WHAT YOU SHOULD DO: Word for word, restate each entry in the listing below.

□ □ □ □ □ □ □

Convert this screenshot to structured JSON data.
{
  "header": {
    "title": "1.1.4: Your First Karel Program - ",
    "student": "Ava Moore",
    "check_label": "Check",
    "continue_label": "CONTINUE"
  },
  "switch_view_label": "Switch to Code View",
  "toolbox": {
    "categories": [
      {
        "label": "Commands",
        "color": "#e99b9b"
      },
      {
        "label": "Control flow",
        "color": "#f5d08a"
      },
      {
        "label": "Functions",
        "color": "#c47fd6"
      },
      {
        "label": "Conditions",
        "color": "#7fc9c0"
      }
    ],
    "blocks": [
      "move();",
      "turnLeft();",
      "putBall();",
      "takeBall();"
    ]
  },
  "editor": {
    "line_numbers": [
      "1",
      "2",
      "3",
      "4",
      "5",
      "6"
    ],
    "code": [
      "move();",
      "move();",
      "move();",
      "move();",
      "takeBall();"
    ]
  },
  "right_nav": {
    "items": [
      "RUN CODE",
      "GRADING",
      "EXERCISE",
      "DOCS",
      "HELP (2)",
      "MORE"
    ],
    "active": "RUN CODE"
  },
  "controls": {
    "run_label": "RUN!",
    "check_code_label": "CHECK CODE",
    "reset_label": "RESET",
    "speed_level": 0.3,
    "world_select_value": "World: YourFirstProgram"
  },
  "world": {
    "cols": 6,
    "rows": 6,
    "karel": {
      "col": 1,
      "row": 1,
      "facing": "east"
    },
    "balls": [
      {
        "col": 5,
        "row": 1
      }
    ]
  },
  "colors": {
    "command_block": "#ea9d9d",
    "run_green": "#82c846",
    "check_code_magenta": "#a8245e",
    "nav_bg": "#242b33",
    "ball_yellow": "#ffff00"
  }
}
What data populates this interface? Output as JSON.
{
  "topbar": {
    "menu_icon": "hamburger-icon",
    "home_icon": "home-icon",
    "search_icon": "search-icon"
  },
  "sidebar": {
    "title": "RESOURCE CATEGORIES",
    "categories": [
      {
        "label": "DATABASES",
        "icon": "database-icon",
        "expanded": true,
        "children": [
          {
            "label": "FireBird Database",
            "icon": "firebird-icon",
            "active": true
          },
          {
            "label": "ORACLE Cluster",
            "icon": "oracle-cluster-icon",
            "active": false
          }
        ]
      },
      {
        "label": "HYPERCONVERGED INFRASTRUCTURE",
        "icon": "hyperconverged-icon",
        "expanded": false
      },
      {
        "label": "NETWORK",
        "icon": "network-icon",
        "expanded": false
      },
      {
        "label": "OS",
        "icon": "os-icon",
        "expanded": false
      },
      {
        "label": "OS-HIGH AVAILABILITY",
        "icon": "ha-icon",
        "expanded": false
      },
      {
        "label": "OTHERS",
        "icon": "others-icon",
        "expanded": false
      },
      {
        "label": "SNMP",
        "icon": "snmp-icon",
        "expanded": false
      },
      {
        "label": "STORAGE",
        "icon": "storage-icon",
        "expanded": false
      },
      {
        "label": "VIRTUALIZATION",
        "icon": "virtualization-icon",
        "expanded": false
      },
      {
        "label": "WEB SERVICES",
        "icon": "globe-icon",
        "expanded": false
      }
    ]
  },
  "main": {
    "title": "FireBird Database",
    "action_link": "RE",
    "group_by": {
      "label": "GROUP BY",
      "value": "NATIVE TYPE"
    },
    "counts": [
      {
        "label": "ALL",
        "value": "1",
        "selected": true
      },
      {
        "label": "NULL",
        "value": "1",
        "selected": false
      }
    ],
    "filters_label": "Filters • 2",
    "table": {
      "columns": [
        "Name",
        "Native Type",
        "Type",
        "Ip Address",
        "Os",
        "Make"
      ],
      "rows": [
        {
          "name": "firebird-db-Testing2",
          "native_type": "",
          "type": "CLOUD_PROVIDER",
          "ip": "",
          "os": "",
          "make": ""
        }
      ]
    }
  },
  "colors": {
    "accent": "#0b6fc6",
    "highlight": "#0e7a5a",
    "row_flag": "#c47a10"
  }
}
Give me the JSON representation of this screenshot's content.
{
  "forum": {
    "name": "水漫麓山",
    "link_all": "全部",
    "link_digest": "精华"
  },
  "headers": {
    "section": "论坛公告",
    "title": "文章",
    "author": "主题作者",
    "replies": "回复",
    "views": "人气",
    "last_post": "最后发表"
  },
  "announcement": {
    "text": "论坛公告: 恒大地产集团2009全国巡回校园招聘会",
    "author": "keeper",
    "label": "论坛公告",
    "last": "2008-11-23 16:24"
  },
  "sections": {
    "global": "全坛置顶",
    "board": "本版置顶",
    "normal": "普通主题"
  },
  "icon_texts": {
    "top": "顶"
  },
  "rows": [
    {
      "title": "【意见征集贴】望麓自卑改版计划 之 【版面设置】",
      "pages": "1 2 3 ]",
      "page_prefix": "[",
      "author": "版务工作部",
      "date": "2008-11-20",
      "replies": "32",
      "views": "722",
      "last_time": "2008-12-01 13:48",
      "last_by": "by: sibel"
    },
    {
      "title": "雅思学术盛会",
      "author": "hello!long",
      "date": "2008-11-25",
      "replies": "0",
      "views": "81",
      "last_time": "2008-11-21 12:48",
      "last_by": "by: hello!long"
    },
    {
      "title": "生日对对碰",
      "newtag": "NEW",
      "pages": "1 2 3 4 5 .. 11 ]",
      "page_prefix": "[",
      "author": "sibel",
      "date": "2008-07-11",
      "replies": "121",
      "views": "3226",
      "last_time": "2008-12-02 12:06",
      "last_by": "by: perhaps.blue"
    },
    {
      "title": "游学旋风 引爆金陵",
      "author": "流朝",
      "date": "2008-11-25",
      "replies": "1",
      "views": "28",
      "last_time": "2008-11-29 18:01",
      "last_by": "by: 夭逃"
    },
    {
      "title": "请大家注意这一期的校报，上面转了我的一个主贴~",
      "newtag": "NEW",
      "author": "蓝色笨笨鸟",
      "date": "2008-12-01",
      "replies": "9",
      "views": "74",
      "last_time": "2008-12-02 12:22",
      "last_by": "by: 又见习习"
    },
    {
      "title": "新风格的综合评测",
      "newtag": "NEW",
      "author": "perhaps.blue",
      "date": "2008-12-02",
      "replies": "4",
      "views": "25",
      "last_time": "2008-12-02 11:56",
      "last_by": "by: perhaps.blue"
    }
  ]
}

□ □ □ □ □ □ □

THE COMPLETED TASK:
Convert this screenshot to structured JSON data.
{
  "header": {
    "title": "1.1.4: Your First Karel Program - ",
    "student": "Ava Moore",
    "check_label": "Check",
    "continue_label": "CONTINUE"
  },
  "switch_view_label": "Switch to Code View",
  "toolbox": {
    "categories": [
      {
        "label": "Commands",
        "color": "#e99b9b"
      },
      {
        "label": "Control flow",
        "color": "#f5d08a"
      },
      {
        "label": "Functions",
        "color": "#c47fd6"
      },
      {
        "label": "Conditions",
        "color": "#7fc9c0"
      }
    ],
    "blocks": [
      "move();",
      "turnLeft();",
      "putBall();",
      "takeBall();"
    ]
  },
  "editor": {
    "line_numbers": [
      "1",
      "2",
      "3",
      "4",
      "5",
      "6"
    ],
    "code": [
      "move();",
      "move();",
      "move();",
      "move();",
      "takeBall();"
    ]
  },
  "right_nav": {
    "items": [
      "RUN CODE",
      "GRADING",
      "EXERCISE",
      "DOCS",
      "HELP (2)",
      "MORE"
    ],
    "active": "RUN CODE"
  },
  "controls": {
    "run_label": "RUN!",
    "check_code_label": "CHECK CODE",
    "reset_label": "RESET",
    "speed_level": 0.3,
    "world_select_value": "World: YourFirstProgram"
  },
  "world": {
    "cols": 6,
    "rows": 6,
    "karel": {
      "col": 1,
      "row": 1,
      "facing": "east"
    },
    "balls": [
      {
        "col": 5,
        "row": 1
      }
    ]
  },
  "colors": {
    "command_block": "#ea9d9d",
    "run_green": "#82c846",
    "check_code_magenta": "#a8245e",
    "nav_bg": "#242b33",
    "ball_yellow": "#ffff00"
  }
}
What data populates this interface? Output as JSON.
{
  "topbar": {
    "menu_icon": "hamburger-icon",
    "home_icon": "home-icon",
    "search_icon": "search-icon"
  },
  "sidebar": {
    "title": "RESOURCE CATEGORIES",
    "categories": [
      {
        "label": "DATABASES",
        "icon": "database-icon",
        "expanded": true,
        "children": [
          {
            "label": "FireBird Database",
            "icon": "firebird-icon",
            "active": true
          },
          {
            "label": "ORACLE Cluster",
            "icon": "oracle-cluster-icon",
            "active": false
          }
        ]
      },
      {
        "label": "HYPERCONVERGED INFRASTRUCTURE",
        "icon": "hyperconverged-icon",
        "expanded": false
      },
      {
        "label": "NETWORK",
        "icon": "network-icon",
        "expanded": false
      },
      {
        "label": "OS",
        "icon": "os-icon",
        "expanded": false
      },
      {
        "label": "OS-HIGH AVAILABILITY",
        "icon": "ha-icon",
        "expanded": false
      },
      {
        "label": "OTHERS",
        "icon": "others-icon",
        "expanded": false
      },
      {
        "label": "SNMP",
        "icon": "snmp-icon",
        "expanded": false
      },
      {
        "label": "STORAGE",
        "icon": "storage-icon",
        "expanded": false
      },
      {
        "label": "VIRTUALIZATION",
        "icon": "virtualization-icon",
        "expanded": false
      },
      {
        "label": "WEB SERVICES",
        "icon": "globe-icon",
        "expanded": false
      }
    ]
  },
  "main": {
    "title": "FireBird Database",
    "action_link": "RE",
    "group_by": {
      "label": "GROUP BY",
      "value": "NATIVE TYPE"
    },
    "counts": [
      {
        "label": "ALL",
        "value": "1",
        "selected": true
      },
      {
        "label": "NULL",
        "value": "1",
        "selected": false
      }
    ],
    "filters_label": "Filters • 2",
    "table": {
      "columns": [
        "Name",
        "Native Type",
        "Type",
        "Ip Address",
        "Os",
        "Make"
      ],
      "rows": [
        {
          "name": "firebird-db-Testing2",
          "native_type": "",
          "type": "CLOUD_PROVIDER",
          "ip": "",
          "os": "",
          "make": ""
        }
      ]
    }
  },
  "colors": {
    "accent": "#0b6fc6",
    "highlight": "#0e7a5a",
    "row_flag": "#c47a10"
  }
}
Give me the JSON representation of this screenshot's content.
{
  "forum": {
    "name": "水漫麓山",
    "link_all": "全部",
    "link_digest": "精华"
  },
  "headers": {
    "section": "论坛公告",
    "title": "文章",
    "author": "主题作者",
    "replies": "回复",
    "views": "人气",
    "last_post": "最后发表"
  },
  "announcement": {
    "text": "论坛公告: 恒大地产集团2009全国巡回校园招聘会",
    "author": "keeper",
    "label": "论坛公告",
    "last": "2008-11-23 16:24"
  },
  "sections": {
    "global": "全坛置顶",
    "board": "本版置顶",
    "normal": "普通主题"
  },
  "icon_texts": {
    "top": "顶"
  },
  "rows": [
    {
      "title": "【意见征集贴】望麓自卑改版计划 之 【版面设置】",
      "pages": "1 2 3 ]",
      "page_prefix": "[",
      "author": "版务工作部",
      "date": "2008-11-20",
      "replies": "32",
      "views": "722",
      "last_time": "2008-12-01 13:48",
      "last_by": "by: sibel"
    },
    {
      "title": "雅思学术盛会",
      "author": "hello!long",
      "date": "2008-11-25",
      "replies": "0",
      "views": "81",
      "last_time": "2008-11-21 12:48",
      "last_by": "by: hello!long"
    },
    {
      "title": "生日对对碰",
      "newtag": "NEW",
      "pages": "1 2 3 4 5 .. 11 ]",
      "page_prefix": "[",
      "author": "sibel",
      "date": "2008-07-11",
      "replies": "121",
      "views": "3226",
      "last_time": "2008-12-02 12:06",
      "last_by": "by: perhaps.blue"
    },
    {
      "title": "游学旋风 引爆金陵",
      "author": "流朝",
      "date": "2008-11-25",
      "replies": "1",
      "views": "28",
      "last_time": "2008-11-29 18:01",
      "last_by": "by: 夭逃"
    },
    {
      "title": "请大家注意这一期的校报，上面转了我的一个主贴~",
      "newtag": "NEW",
      "author": "蓝色笨笨鸟",
      "date": "2008-12-01",
      "replies": "9",
      "views": "74",
      "last_time": "2008-12-02 12:22",
      "last_by": "by: 又见习习"
    },
    {
      "title": "新风格的综合评测",
      "newtag": "NEW",
      "author": "perhaps.blue",
      "date": "2008-12-02",
      "replies": "4",
      "views": "25",
      "last_time": "2008-12-02 11:56",
      "last_by": "by: perhaps.blue"
    }
  ]
}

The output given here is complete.